-- Exercise --
Scan the records for "onStop". Report each line that includes it.

-- Source material --
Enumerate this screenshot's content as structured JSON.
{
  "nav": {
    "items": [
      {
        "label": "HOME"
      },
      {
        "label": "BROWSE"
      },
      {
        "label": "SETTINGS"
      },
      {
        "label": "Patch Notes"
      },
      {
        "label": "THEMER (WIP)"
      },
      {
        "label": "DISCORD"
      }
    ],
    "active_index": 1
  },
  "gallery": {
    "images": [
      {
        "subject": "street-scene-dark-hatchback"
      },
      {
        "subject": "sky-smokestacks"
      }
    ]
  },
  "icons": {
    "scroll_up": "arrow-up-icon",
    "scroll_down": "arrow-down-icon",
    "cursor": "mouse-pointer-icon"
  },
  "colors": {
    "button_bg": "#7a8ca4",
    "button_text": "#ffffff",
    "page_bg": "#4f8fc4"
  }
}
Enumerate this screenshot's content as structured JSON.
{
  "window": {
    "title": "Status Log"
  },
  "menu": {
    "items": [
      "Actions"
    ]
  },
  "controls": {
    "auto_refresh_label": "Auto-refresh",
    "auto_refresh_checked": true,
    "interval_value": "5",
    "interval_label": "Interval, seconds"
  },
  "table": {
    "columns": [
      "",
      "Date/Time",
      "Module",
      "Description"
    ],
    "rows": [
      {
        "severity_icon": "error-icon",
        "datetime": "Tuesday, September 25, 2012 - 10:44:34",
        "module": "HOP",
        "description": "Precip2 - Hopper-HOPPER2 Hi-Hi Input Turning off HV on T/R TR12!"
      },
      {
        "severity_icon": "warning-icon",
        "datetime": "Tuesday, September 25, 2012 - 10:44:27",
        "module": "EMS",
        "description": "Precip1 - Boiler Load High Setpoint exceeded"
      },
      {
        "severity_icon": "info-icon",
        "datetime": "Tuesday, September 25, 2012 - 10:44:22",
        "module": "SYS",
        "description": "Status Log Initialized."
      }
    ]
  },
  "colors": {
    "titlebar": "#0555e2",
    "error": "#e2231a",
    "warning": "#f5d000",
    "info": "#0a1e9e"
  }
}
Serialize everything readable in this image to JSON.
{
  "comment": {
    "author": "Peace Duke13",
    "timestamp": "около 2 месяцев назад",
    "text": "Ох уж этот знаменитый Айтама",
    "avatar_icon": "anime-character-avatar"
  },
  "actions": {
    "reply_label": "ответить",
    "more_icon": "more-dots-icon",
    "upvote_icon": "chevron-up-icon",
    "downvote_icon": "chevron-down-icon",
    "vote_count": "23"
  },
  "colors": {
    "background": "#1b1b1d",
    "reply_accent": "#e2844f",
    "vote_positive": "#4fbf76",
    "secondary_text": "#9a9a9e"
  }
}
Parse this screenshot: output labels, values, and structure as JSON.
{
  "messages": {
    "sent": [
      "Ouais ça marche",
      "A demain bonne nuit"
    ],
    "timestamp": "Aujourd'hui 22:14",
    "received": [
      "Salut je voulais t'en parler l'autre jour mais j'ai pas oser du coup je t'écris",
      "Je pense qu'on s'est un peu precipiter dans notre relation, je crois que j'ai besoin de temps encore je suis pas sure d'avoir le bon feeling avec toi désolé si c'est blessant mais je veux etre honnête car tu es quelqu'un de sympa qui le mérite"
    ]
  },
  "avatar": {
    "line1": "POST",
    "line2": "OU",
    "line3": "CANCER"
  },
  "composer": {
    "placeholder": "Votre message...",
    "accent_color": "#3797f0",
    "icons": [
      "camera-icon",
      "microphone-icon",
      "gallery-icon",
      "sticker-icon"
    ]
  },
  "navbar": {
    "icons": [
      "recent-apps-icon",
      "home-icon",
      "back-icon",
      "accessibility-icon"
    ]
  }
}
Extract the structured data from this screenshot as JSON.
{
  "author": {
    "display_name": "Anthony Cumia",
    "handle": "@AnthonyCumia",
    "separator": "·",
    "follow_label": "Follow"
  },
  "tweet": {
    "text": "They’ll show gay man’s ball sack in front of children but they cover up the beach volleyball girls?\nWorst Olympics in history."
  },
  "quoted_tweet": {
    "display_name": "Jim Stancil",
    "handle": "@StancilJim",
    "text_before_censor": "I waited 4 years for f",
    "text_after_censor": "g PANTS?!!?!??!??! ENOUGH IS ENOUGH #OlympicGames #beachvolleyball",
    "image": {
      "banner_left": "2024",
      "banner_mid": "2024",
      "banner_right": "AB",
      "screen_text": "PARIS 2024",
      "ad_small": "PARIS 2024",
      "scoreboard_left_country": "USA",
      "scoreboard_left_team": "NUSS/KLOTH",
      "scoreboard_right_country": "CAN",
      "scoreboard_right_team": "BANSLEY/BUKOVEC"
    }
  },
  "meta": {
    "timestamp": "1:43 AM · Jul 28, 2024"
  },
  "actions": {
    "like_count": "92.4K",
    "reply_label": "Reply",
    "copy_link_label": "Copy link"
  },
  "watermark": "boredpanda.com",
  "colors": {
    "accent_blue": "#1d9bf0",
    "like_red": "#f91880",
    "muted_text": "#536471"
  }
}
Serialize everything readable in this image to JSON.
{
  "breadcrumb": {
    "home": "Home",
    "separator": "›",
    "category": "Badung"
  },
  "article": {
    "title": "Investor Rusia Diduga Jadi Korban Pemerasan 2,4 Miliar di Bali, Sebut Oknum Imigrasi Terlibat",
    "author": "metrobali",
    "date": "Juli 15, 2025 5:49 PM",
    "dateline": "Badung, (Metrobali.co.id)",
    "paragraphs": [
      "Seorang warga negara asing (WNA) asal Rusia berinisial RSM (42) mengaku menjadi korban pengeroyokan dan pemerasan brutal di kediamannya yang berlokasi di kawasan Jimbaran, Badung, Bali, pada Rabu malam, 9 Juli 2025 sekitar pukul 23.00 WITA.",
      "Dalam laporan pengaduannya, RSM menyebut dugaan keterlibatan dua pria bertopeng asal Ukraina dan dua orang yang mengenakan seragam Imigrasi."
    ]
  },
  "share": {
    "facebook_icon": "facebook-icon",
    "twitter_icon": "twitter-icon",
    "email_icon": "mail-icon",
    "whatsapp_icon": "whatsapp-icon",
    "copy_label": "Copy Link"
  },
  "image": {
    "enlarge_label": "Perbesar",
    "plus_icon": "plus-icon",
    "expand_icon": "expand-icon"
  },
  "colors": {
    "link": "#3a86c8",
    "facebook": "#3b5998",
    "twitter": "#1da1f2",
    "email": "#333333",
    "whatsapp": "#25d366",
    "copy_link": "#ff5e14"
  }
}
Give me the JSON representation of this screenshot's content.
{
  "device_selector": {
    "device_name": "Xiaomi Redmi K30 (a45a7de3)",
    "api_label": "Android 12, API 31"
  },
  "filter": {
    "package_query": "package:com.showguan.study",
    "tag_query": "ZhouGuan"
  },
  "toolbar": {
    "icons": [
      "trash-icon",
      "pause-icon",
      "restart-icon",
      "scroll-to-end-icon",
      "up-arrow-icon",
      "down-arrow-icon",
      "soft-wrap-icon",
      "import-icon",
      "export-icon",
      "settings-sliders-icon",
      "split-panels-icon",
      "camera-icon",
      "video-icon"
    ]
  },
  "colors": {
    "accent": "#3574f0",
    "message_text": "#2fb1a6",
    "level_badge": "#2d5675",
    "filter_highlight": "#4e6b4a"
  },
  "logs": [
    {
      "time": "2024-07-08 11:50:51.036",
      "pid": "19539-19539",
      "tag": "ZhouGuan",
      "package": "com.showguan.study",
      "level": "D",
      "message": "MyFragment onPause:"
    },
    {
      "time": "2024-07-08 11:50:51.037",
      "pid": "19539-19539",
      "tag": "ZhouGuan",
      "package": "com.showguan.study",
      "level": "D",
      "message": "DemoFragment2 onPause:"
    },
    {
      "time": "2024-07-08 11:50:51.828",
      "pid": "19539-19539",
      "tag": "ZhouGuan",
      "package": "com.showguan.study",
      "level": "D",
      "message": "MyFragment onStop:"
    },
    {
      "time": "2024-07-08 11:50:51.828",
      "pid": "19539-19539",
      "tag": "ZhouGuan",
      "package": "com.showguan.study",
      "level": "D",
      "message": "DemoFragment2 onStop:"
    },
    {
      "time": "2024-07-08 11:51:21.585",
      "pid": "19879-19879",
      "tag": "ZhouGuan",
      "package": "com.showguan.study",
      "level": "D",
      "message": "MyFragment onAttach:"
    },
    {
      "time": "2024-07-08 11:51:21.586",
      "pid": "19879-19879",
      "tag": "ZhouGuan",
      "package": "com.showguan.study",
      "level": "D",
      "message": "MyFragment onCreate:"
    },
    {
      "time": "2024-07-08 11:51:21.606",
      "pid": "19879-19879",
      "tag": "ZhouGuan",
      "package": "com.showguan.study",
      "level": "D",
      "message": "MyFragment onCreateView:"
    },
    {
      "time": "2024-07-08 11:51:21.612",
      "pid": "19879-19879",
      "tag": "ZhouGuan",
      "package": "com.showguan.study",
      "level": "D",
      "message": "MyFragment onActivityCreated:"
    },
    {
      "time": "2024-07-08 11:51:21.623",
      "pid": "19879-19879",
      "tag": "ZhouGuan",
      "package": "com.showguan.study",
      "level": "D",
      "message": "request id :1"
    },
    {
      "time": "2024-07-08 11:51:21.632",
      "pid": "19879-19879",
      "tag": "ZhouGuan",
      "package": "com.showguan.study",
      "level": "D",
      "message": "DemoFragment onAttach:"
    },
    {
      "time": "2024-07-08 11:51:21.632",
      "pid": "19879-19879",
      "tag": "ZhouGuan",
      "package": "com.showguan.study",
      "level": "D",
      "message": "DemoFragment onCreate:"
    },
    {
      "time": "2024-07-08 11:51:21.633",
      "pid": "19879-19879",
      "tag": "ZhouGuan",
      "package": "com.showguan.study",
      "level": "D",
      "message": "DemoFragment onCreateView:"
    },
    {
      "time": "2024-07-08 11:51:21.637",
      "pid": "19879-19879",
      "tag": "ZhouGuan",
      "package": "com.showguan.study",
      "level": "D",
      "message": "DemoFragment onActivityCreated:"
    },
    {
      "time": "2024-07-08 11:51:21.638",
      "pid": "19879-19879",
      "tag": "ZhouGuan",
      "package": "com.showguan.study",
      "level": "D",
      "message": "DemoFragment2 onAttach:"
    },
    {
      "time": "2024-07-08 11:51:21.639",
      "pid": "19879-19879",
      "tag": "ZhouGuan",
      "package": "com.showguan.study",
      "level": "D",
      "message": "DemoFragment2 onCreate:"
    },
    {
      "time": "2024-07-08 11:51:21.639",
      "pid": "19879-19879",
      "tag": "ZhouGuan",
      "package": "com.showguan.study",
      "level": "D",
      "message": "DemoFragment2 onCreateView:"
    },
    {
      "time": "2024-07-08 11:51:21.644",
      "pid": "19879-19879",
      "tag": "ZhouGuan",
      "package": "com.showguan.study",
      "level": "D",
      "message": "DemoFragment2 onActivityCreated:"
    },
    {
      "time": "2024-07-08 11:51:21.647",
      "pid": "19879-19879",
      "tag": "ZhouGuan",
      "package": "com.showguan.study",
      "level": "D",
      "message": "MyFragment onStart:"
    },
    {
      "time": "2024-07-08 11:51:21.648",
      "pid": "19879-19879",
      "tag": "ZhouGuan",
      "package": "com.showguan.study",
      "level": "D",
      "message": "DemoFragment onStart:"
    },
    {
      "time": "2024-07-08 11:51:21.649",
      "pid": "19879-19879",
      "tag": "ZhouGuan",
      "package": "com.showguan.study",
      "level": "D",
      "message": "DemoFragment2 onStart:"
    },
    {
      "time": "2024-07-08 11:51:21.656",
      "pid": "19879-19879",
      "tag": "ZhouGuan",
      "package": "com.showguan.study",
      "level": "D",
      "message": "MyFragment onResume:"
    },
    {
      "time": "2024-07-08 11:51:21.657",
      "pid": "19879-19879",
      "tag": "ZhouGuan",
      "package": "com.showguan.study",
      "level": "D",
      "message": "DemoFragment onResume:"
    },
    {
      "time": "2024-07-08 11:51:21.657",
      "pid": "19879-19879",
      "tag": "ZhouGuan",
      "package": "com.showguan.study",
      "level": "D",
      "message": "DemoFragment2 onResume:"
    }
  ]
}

-- Task output --
      "message": "MyFragment onStop:"
      "message": "DemoFragment2 onStop:"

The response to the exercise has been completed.